A lesser-known rival to Turismo Carretera, Turismo Nacional also benefits from the presence of Norberto Fontana, who is dividing his time between the two series, as well as that of former Minardi prodigy Esteban Tuero, who finished tenth in the championship in 2016 but is yet to make an appearance in 2017. Fontana, with two participations in the series this year, is currently 33rd in the championship with six points to his name.
Some drivers have also decided to enjoy some less serious drives, racing in less competitive series or trying something more unconventional.
Karun Chandhok, evidently preferring to keep up his form with lower-stakes racing is now competing in LMP3 Cup UK, where he and teammate Steve Tandy opened the season with third and fourth places in Donington. The #7 T-Sport pair were sitting second in the championship before last weekend’s Brands Hatch round.
Mid-90s reject giant Andrea Montermini still competes part-time in the American SprintX GT Championship Series. Earlier this year, he won the first race driving a Ferrari 488 with Daniel Mancinelli against highly-rated GT drivers such as Jörg Bergmeister, Laurens Vanthoor and Jeroen Bleekemolen (Michael’s son).
Aside from his GT commitments, Jan Magnussen still finds time to drive in the Danish Thundersport Championship, a touring car series he won in 2012 and in which he has won 23 races since 2014. He won two of three heats in the opening round at Jyllandsringen, and will be competing in select races.
Another touring car specialist is BTCC, ETCC and WTCC champion Gabriele Tarquini who, after the departure of Lada from WTCC, found himself without a race drive for 2017. Instead, he is now the lead test driver for Hyundai’s upcoming TCR programme, though he has not abandoned his search for a full-time race drive.
On an even more local level, Michael Bleekemolen, strong from an appearance at the 24 Hours of Dubai, is aiming to complete yet another season in Clio Cup, where he is entered in both the Benelux and Central Europe series. He has yet to compete in a race this year, though, and the date of his first entry of the season remains unclear.

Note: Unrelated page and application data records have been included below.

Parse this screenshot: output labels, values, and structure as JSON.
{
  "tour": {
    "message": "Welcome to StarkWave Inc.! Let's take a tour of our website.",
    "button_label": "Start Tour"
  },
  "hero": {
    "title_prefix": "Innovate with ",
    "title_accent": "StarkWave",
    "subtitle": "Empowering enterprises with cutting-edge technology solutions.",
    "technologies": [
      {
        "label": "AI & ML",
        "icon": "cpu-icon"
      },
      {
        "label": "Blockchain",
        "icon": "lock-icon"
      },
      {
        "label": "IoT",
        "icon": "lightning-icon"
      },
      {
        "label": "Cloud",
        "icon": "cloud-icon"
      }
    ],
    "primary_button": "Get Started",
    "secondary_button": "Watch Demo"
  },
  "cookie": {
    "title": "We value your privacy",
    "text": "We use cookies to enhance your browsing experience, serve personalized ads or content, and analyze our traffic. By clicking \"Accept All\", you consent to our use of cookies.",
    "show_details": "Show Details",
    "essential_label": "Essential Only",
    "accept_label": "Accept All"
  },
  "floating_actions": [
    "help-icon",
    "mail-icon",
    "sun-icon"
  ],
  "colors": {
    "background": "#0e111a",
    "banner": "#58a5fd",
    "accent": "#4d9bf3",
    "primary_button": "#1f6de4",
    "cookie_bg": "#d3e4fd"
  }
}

Having made the transition from asphalt racing in 2013, Scott Speed is now in his fifth season in the Global RallyCross Championship, which he won in 2015 and 2016. The man who was, for a long time, the last American F1 driver started the season with victory at Memphis ahead of main rival Tanner Foust. Another podium in Louisville puts him in the current championship lead.

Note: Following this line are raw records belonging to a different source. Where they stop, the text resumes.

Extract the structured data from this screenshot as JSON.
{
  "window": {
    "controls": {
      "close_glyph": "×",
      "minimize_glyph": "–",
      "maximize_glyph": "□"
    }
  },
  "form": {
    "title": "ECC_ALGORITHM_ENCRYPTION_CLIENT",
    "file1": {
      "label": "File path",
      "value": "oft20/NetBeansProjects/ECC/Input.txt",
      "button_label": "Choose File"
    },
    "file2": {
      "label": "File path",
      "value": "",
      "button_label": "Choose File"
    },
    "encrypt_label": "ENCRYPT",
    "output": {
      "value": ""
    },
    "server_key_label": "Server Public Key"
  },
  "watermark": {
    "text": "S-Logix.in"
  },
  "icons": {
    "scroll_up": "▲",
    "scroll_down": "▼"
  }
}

Completing the trifecta of driving in single-seaters, endurance racing and rallying is Stéphane Sarrazin. The Frenchman has been entering select World Rally Championship events since 2004, and this year, he duly finished ninth in the Tour de Corse, scoring two championship points in a Skoda Fabia.
Last but by all means not least, Franck Lagorce has diversified his business interests since retiring from full-time motorsport in 2003. The Frenchman, a former Ligier driver, now acts as a driving instructor, TV commentator, car reviewer, management consultant, urban marketer, events organiser, drone pilot and DJ, under the names DJ FL and MC Franck Lagorce. During the winter, Lagorce competes in the ice-racing Andros Trophy, notably alongside Olivier Panis. He finished fifth in the 2016-17 season after narrowly losing out to Jean-Baptiste Dubourg in the 2015-16 title race.

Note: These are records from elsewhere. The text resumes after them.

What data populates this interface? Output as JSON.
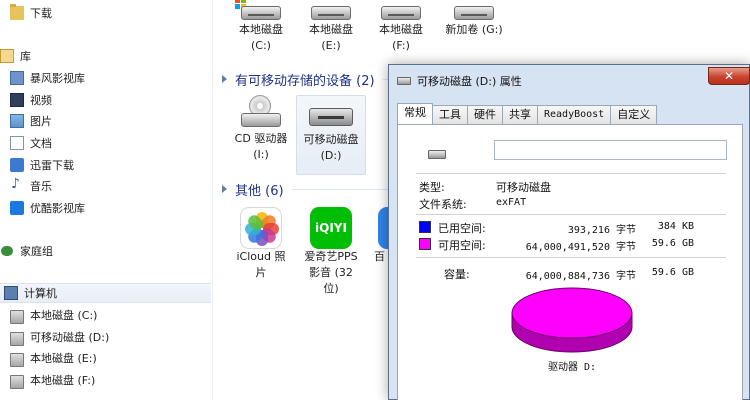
{
  "nav": {
    "items": [
      {
        "label": "下载",
        "icon": "download-folder-icon"
      },
      {
        "label": "库",
        "icon": "library-icon"
      },
      {
        "label": "暴风影视库",
        "icon": "baofeng-library-icon"
      },
      {
        "label": "视频",
        "icon": "video-library-icon"
      },
      {
        "label": "图片",
        "icon": "pictures-library-icon"
      },
      {
        "label": "文档",
        "icon": "documents-library-icon"
      },
      {
        "label": "迅雷下载",
        "icon": "xunlei-download-icon"
      },
      {
        "label": "音乐",
        "icon": "music-library-icon"
      },
      {
        "label": "优酷影视库",
        "icon": "youku-library-icon"
      },
      {
        "label": "家庭组",
        "icon": "homegroup-icon"
      },
      {
        "label": "计算机",
        "icon": "computer-icon"
      },
      {
        "label": "本地磁盘 (C:)",
        "icon": "drive-icon"
      },
      {
        "label": "可移动磁盘 (D:)",
        "icon": "removable-drive-icon"
      },
      {
        "label": "本地磁盘 (E:)",
        "icon": "drive-icon"
      },
      {
        "label": "本地磁盘 (F:)",
        "icon": "drive-icon"
      }
    ]
  },
  "content": {
    "hard_drives": [
      {
        "label": "本地磁盘\n(C:)"
      },
      {
        "label": "本地磁盘\n(E:)"
      },
      {
        "label": "本地磁盘\n(F:)"
      },
      {
        "label": "新加卷 (G:)"
      }
    ],
    "removable_group_title": "有可移动存储的设备 (2)",
    "removable": [
      {
        "label": "CD 驱动器\n(I:)"
      },
      {
        "label": "可移动磁盘\n(D:)"
      }
    ],
    "other_group_title": "其他 (6)",
    "other": [
      {
        "label": "iCloud 照\n片"
      },
      {
        "label": "爱奇艺PPS\n影音 (32\n位)"
      },
      {
        "label": "百"
      }
    ],
    "app_text": {
      "iqiyi": "iQIYI"
    }
  },
  "dialog": {
    "title": "可移动磁盘 (D:) 属性",
    "close": "✕",
    "tabs": [
      "常规",
      "工具",
      "硬件",
      "共享",
      "ReadyBoost",
      "自定义"
    ],
    "name_value": "",
    "type_label": "类型:",
    "type_value": "可移动磁盘",
    "fs_label": "文件系统:",
    "fs_value": "exFAT",
    "used_label": "已用空间:",
    "used_bytes": "393,216 字节",
    "used_size": "384 KB",
    "free_label": "可用空间:",
    "free_bytes": "64,000,491,520 字节",
    "free_size": "59.6 GB",
    "cap_label": "容量:",
    "cap_bytes": "64,000,884,736 字节",
    "cap_size": "59.6 GB",
    "drive_label": "驱动器 D:",
    "colors": {
      "used": "#0000ff",
      "free": "#ff00ff",
      "pie_side": "#b000b0"
    }
  }
}
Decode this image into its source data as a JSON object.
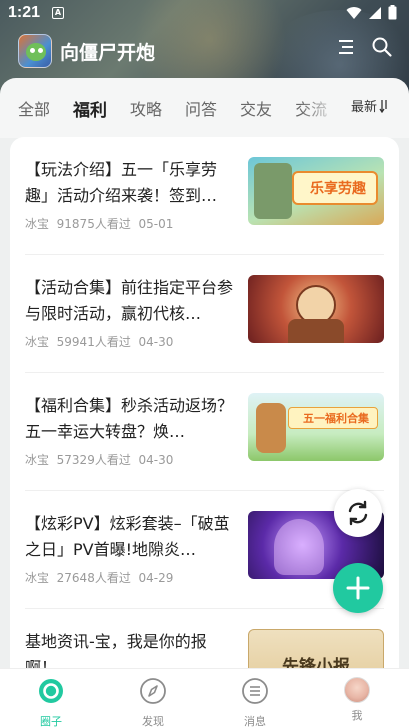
{
  "status_bar": {
    "time": "1:21",
    "notif_badge": "A"
  },
  "app": {
    "title": "向僵尸开炮"
  },
  "icons": {
    "menu": "menu-lines-icon",
    "search": "search-icon",
    "sort": "sort-arrows-icon",
    "refresh": "refresh-icon",
    "add": "plus-icon"
  },
  "tabs": [
    {
      "label": "全部"
    },
    {
      "label": "福利",
      "active": true
    },
    {
      "label": "攻略"
    },
    {
      "label": "问答"
    },
    {
      "label": "交友"
    },
    {
      "label": "交流"
    }
  ],
  "sort": {
    "label": "最新"
  },
  "posts": [
    {
      "title": "【玩法介绍】五一「乐享劳趣」活动介绍来袭！签到…",
      "author": "冰宝",
      "views": "91875人看过",
      "date": "05-01",
      "thumb_text": "乐享劳趣"
    },
    {
      "title": "【活动合集】前往指定平台参与限时活动，赢初代核…",
      "author": "冰宝",
      "views": "59941人看过",
      "date": "04-30",
      "thumb_text": ""
    },
    {
      "title": "【福利合集】秒杀活动返场？五一幸运大转盘？焕…",
      "author": "冰宝",
      "views": "57329人看过",
      "date": "04-30",
      "thumb_text": "五一福利合集"
    },
    {
      "title": "【炫彩PV】炫彩套装–「破茧之日」PV首曝!地隙炎…",
      "author": "冰宝",
      "views": "27648人看过",
      "date": "04-29",
      "thumb_text": ""
    },
    {
      "title": "基地资讯-宝，我是你的报啊！",
      "author": "",
      "views": "",
      "date": "",
      "thumb_text": "先锋小报"
    }
  ],
  "bottom_nav": [
    {
      "label": "圈子",
      "icon": "circle-ring-icon",
      "active": true
    },
    {
      "label": "发现",
      "icon": "compass-icon"
    },
    {
      "label": "消息",
      "icon": "message-list-icon"
    },
    {
      "label": "我",
      "icon": "avatar-icon"
    }
  ],
  "colors": {
    "accent": "#21c9a0",
    "tab_underline": "#2fd5b4"
  }
}
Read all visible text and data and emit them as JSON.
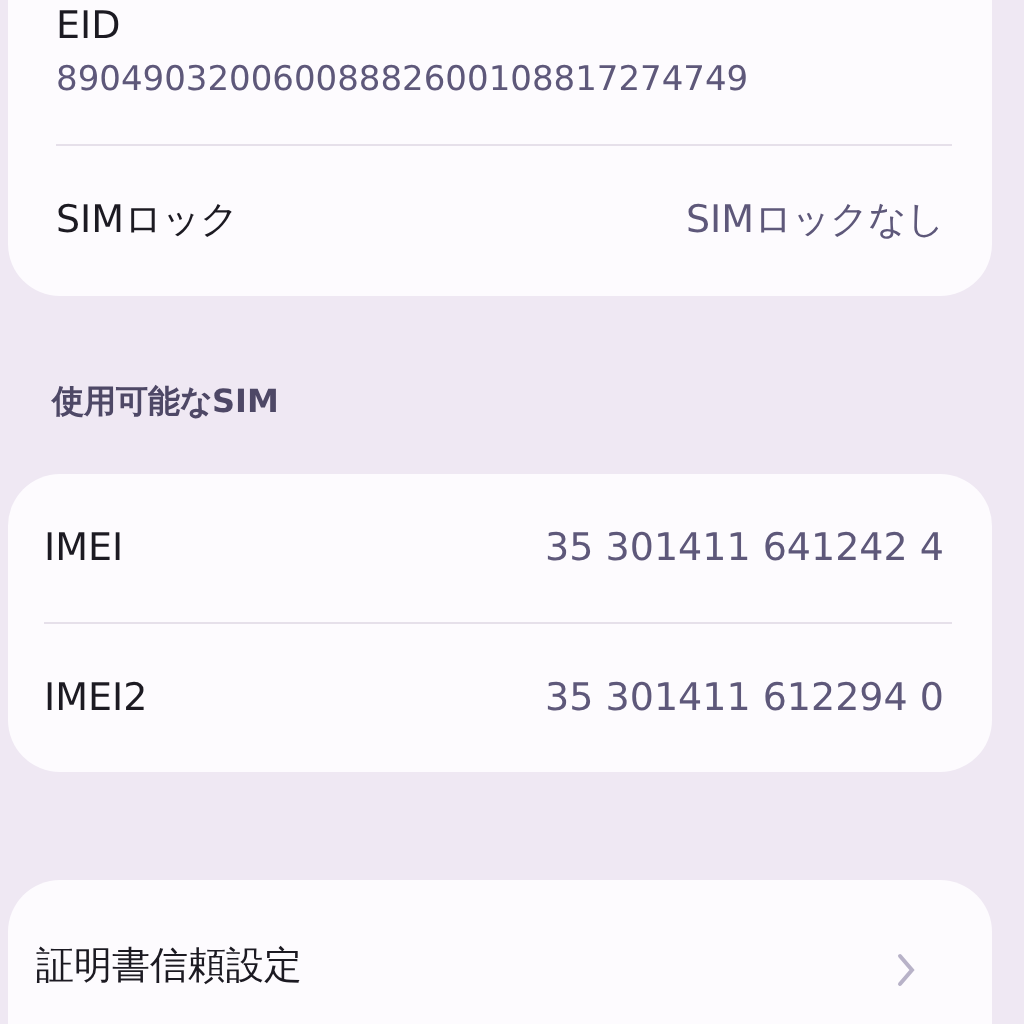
{
  "sim_card": {
    "eid": {
      "label": "EID",
      "value": "89049032006008882600108817274749"
    },
    "sim_lock": {
      "label": "SIMロック",
      "value": "SIMロックなし"
    }
  },
  "available_sim": {
    "header": "使用可能なSIM",
    "rows": [
      {
        "label": "IMEI",
        "value": "35 301411 641242 4"
      },
      {
        "label": "IMEI2",
        "value": "35 301411 612294 0"
      }
    ]
  },
  "certificate_trust": {
    "label": "証明書信頼設定"
  }
}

This article only included competitive motorsport. Of course, more F1 rejects remain active in other aspects of the automotive and business worlds. The vast world of historic racing has recently seen appearances from Paolo Barilla and Gianfranco Brancatelli, for instance. Yet more drivers are not currently racing, but may be returning in the future. Resident Twitter hero Giedo van der Garde is now a GP3 driver coach, and all-around hero Alex Zanardi has not announced racing plans for 2017, though he remains successful in hand-cycling and passionate about the sport. Expect him to get in a racing car again before the end of the year.
There is life after F1 after all.